--- Task objective ---
Without any of their pictures, return all of the records exactly.

--- Records shown ---
◇ ◇ ◇

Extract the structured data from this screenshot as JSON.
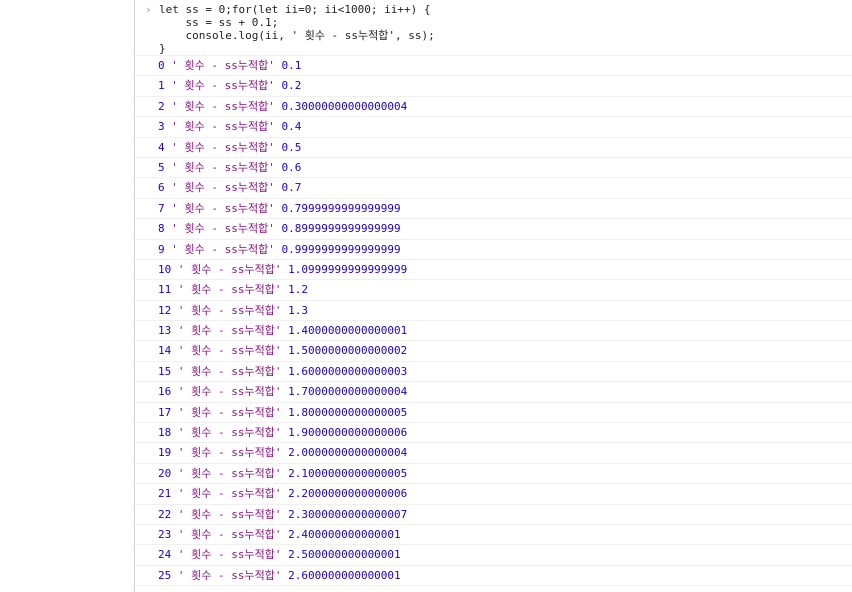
{
  "input": {
    "prompt_icon": "chevron-right-icon",
    "code_lines": [
      "let ss = 0;for(let ii=0; ii<1000; ii++) {",
      "    ss = ss + 0.1;",
      "    console.log(ii, ' 횟수 - ss누적합', ss);",
      "}"
    ]
  },
  "logs": [
    {
      "index": "0",
      "label": "' 횟수 - ss누적합'",
      "value": "0.1"
    },
    {
      "index": "1",
      "label": "' 횟수 - ss누적합'",
      "value": "0.2"
    },
    {
      "index": "2",
      "label": "' 횟수 - ss누적합'",
      "value": "0.30000000000000004"
    },
    {
      "index": "3",
      "label": "' 횟수 - ss누적합'",
      "value": "0.4"
    },
    {
      "index": "4",
      "label": "' 횟수 - ss누적합'",
      "value": "0.5"
    },
    {
      "index": "5",
      "label": "' 횟수 - ss누적합'",
      "value": "0.6"
    },
    {
      "index": "6",
      "label": "' 횟수 - ss누적합'",
      "value": "0.7"
    },
    {
      "index": "7",
      "label": "' 횟수 - ss누적합'",
      "value": "0.7999999999999999"
    },
    {
      "index": "8",
      "label": "' 횟수 - ss누적합'",
      "value": "0.8999999999999999"
    },
    {
      "index": "9",
      "label": "' 횟수 - ss누적합'",
      "value": "0.9999999999999999"
    },
    {
      "index": "10",
      "label": "' 횟수 - ss누적합'",
      "value": "1.0999999999999999"
    },
    {
      "index": "11",
      "label": "' 횟수 - ss누적합'",
      "value": "1.2"
    },
    {
      "index": "12",
      "label": "' 횟수 - ss누적합'",
      "value": "1.3"
    },
    {
      "index": "13",
      "label": "' 횟수 - ss누적합'",
      "value": "1.4000000000000001"
    },
    {
      "index": "14",
      "label": "' 횟수 - ss누적합'",
      "value": "1.5000000000000002"
    },
    {
      "index": "15",
      "label": "' 횟수 - ss누적합'",
      "value": "1.6000000000000003"
    },
    {
      "index": "16",
      "label": "' 횟수 - ss누적합'",
      "value": "1.7000000000000004"
    },
    {
      "index": "17",
      "label": "' 횟수 - ss누적합'",
      "value": "1.8000000000000005"
    },
    {
      "index": "18",
      "label": "' 횟수 - ss누적합'",
      "value": "1.9000000000000006"
    },
    {
      "index": "19",
      "label": "' 횟수 - ss누적합'",
      "value": "2.0000000000000004"
    },
    {
      "index": "20",
      "label": "' 횟수 - ss누적합'",
      "value": "2.1000000000000005"
    },
    {
      "index": "21",
      "label": "' 횟수 - ss누적합'",
      "value": "2.2000000000000006"
    },
    {
      "index": "22",
      "label": "' 횟수 - ss누적합'",
      "value": "2.3000000000000007"
    },
    {
      "index": "23",
      "label": "' 횟수 - ss누적합'",
      "value": "2.400000000000001"
    },
    {
      "index": "24",
      "label": "' 횟수 - ss누적합'",
      "value": "2.500000000000001"
    },
    {
      "index": "25",
      "label": "' 횟수 - ss누적합'",
      "value": "2.600000000000001"
    }
  ]
}
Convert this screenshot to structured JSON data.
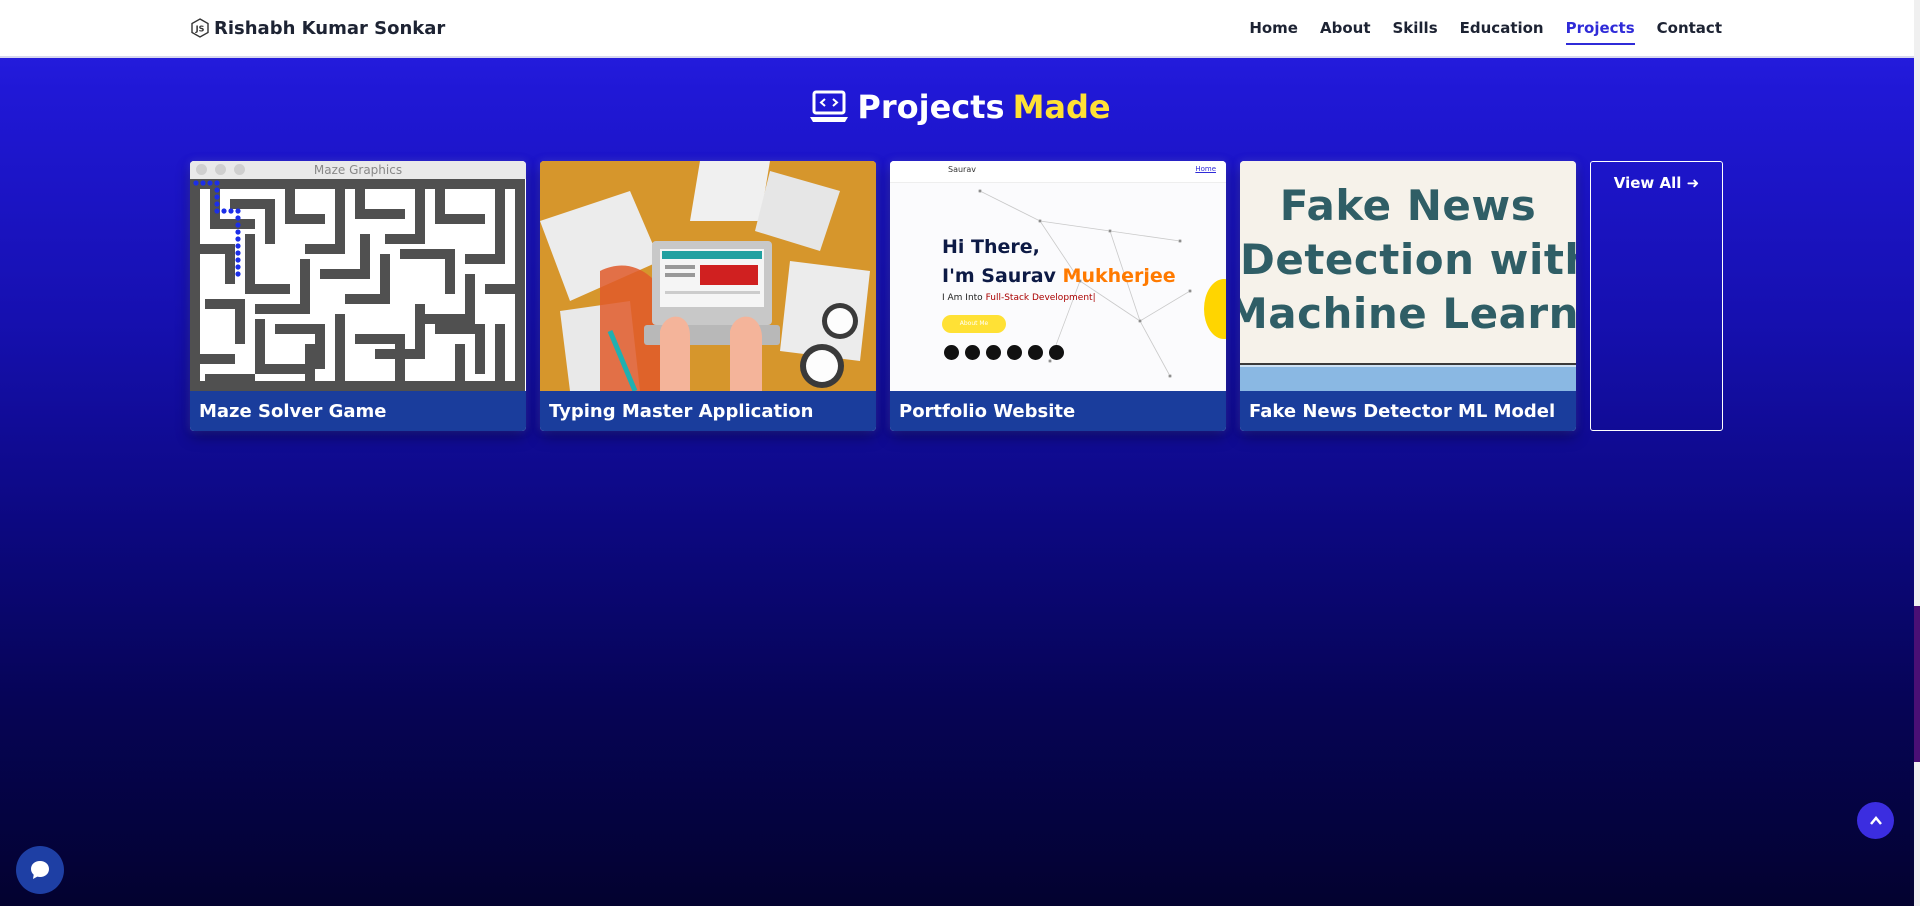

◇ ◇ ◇

--- Your response ---
Extract the structured data from this screenshot as JSON.
{
  "input": {
    "prompt_icon": "chevron-right-icon",
    "code_lines": [
      "let ss = 0;for(let ii=0; ii<1000; ii++) {",
      "    ss = ss + 0.1;",
      "    console.log(ii, ' 횟수 - ss누적합', ss);",
      "}"
    ]
  },
  "logs": [
    {
      "index": "0",
      "label": "' 횟수 - ss누적합'",
      "value": "0.1"
    },
    {
      "index": "1",
      "label": "' 횟수 - ss누적합'",
      "value": "0.2"
    },
    {
      "index": "2",
      "label": "' 횟수 - ss누적합'",
      "value": "0.30000000000000004"
    },
    {
      "index": "3",
      "label": "' 횟수 - ss누적합'",
      "value": "0.4"
    },
    {
      "index": "4",
      "label": "' 횟수 - ss누적합'",
      "value": "0.5"
    },
    {
      "index": "5",
      "label": "' 횟수 - ss누적합'",
      "value": "0.6"
    },
    {
      "index": "6",
      "label": "' 횟수 - ss누적합'",
      "value": "0.7"
    },
    {
      "index": "7",
      "label": "' 횟수 - ss누적합'",
      "value": "0.7999999999999999"
    },
    {
      "index": "8",
      "label": "' 횟수 - ss누적합'",
      "value": "0.8999999999999999"
    },
    {
      "index": "9",
      "label": "' 횟수 - ss누적합'",
      "value": "0.9999999999999999"
    },
    {
      "index": "10",
      "label": "' 횟수 - ss누적합'",
      "value": "1.0999999999999999"
    },
    {
      "index": "11",
      "label": "' 횟수 - ss누적합'",
      "value": "1.2"
    },
    {
      "index": "12",
      "label": "' 횟수 - ss누적합'",
      "value": "1.3"
    },
    {
      "index": "13",
      "label": "' 횟수 - ss누적합'",
      "value": "1.4000000000000001"
    },
    {
      "index": "14",
      "label": "' 횟수 - ss누적합'",
      "value": "1.5000000000000002"
    },
    {
      "index": "15",
      "label": "' 횟수 - ss누적합'",
      "value": "1.6000000000000003"
    },
    {
      "index": "16",
      "label": "' 횟수 - ss누적합'",
      "value": "1.7000000000000004"
    },
    {
      "index": "17",
      "label": "' 횟수 - ss누적합'",
      "value": "1.8000000000000005"
    },
    {
      "index": "18",
      "label": "' 횟수 - ss누적합'",
      "value": "1.9000000000000006"
    },
    {
      "index": "19",
      "label": "' 횟수 - ss누적합'",
      "value": "2.0000000000000004"
    },
    {
      "index": "20",
      "label": "' 횟수 - ss누적합'",
      "value": "2.1000000000000005"
    },
    {
      "index": "21",
      "label": "' 횟수 - ss누적합'",
      "value": "2.2000000000000006"
    },
    {
      "index": "22",
      "label": "' 횟수 - ss누적합'",
      "value": "2.3000000000000007"
    },
    {
      "index": "23",
      "label": "' 횟수 - ss누적합'",
      "value": "2.400000000000001"
    },
    {
      "index": "24",
      "label": "' 횟수 - ss누적합'",
      "value": "2.500000000000001"
    },
    {
      "index": "25",
      "label": "' 횟수 - ss누적합'",
      "value": "2.600000000000001"
    }
  ]
}
Convert this screenshot to structured JSON data.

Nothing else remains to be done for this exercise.